(CNN) -- Apple devices, from Macs to iPhones, have always been able to boast of advanced safety from viruses, spam and the like.
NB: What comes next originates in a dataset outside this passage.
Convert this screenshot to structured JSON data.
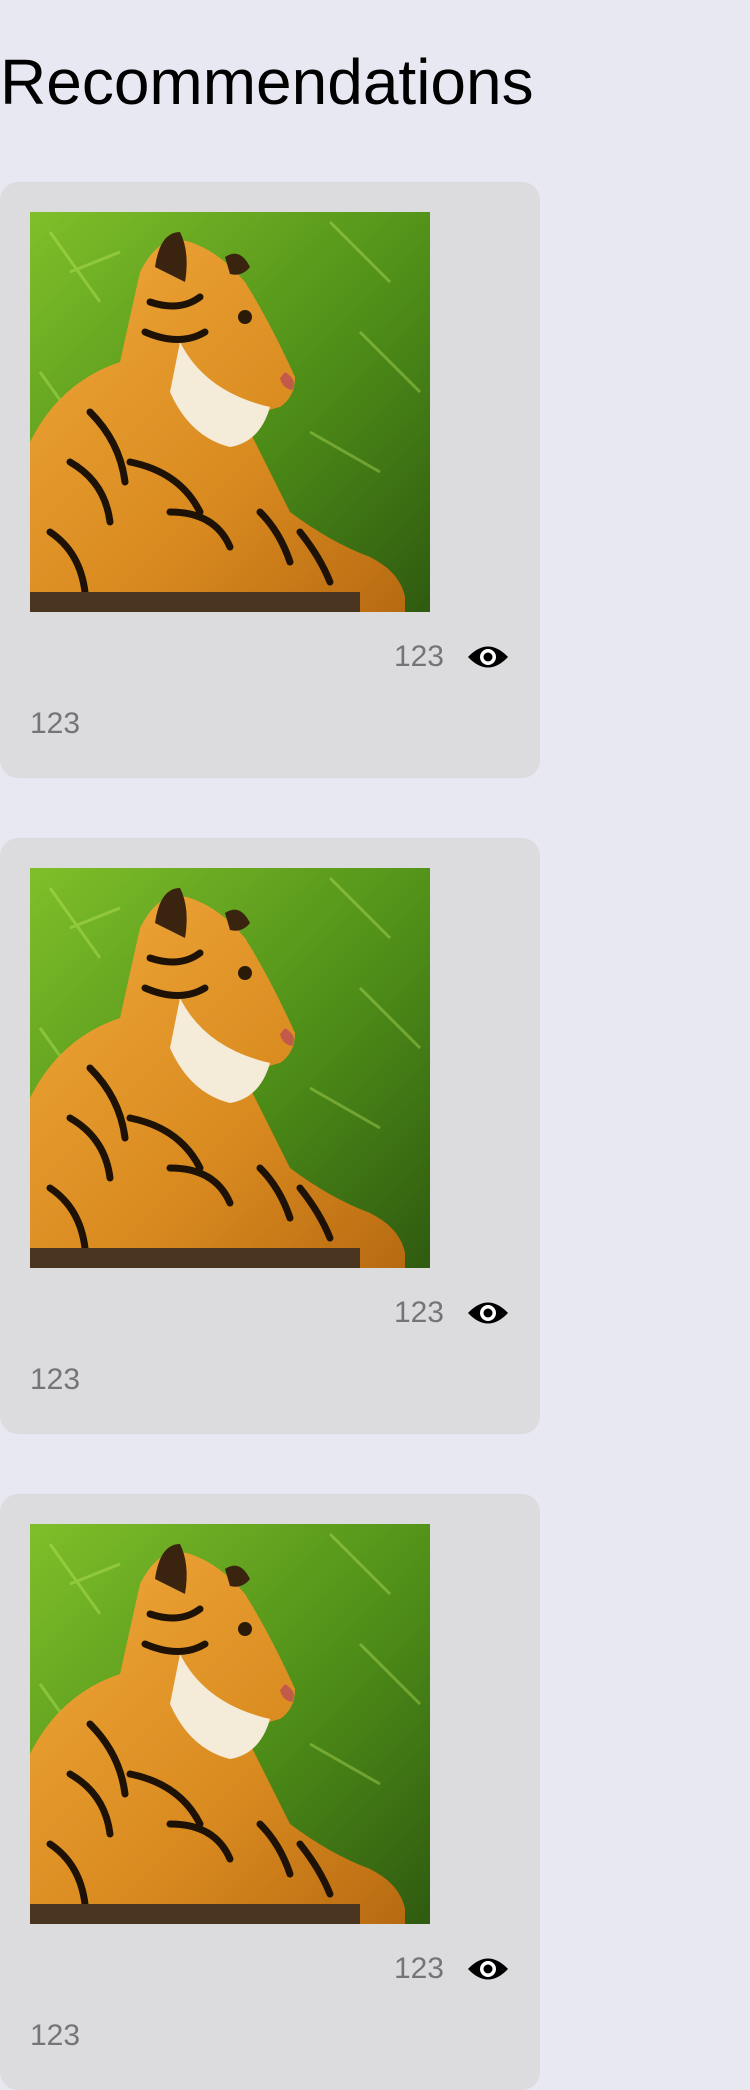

Now, apparently, not even your phone charger is safe.
A team of researchers from Georgia Tech say they've discovered, and can demonstrate, a way to to hack into an iPhone or iPad in less than a minute using a "malicious charger."
The team plans to demonstrate its findings at the Black Hat computer security conference, which begins July 27 in Las Vegas.
In a preview of its presentation, the team acknowledges Apple's "plethora of defense mechanisms in iOS." Historically, Mac users have been able to boast of being largely malware free, in part because spammers, scammers and hackers preferred to target the larger number of Windows computers in the world.
On its mobile iOS operating system, Apple has created a "closed garden" environment in which everything from apps to accessories has to be approved by Apple, as opposed to Google's more wide-open Android system.
But by attacking in a nontraditional way, the team of Billy Lau, Yeongjin Jang and Chengyu Song say, those defenses can be bypassed.
"(W)e investigated the extent to which security threats were considered when performing everyday activities such as charging a device," they wrote. "The results were alarming: despite the plethora of defense mechanisms in iOS, we successfully injected arbitrary software into current-generation Apple devices running the latest operating system (OS) software.
"All users are affected, as our approach requires neither a jailbroken device nor user interaction."
The team says they have built a malicious charger named Mactans, which they plan to demonstrate at Black Hat. Latrodectus mactans is the scientific name for the deadly black widow spider.
The preview doesn't say whether the charger is a modified version of Apple's standard equipment or entirely new.
"While Mactans was built with limited amount of time and a small budget, we also briefly consider what more motivated, well-funded adversaries could accomplish," they wrote. "Finally, we recommend ways in which users can protect themselves and suggest security features Apple could implement to make the attacks we describe substantially more difficult to pull off."
Apple did not immediately respond to a message seeking comment.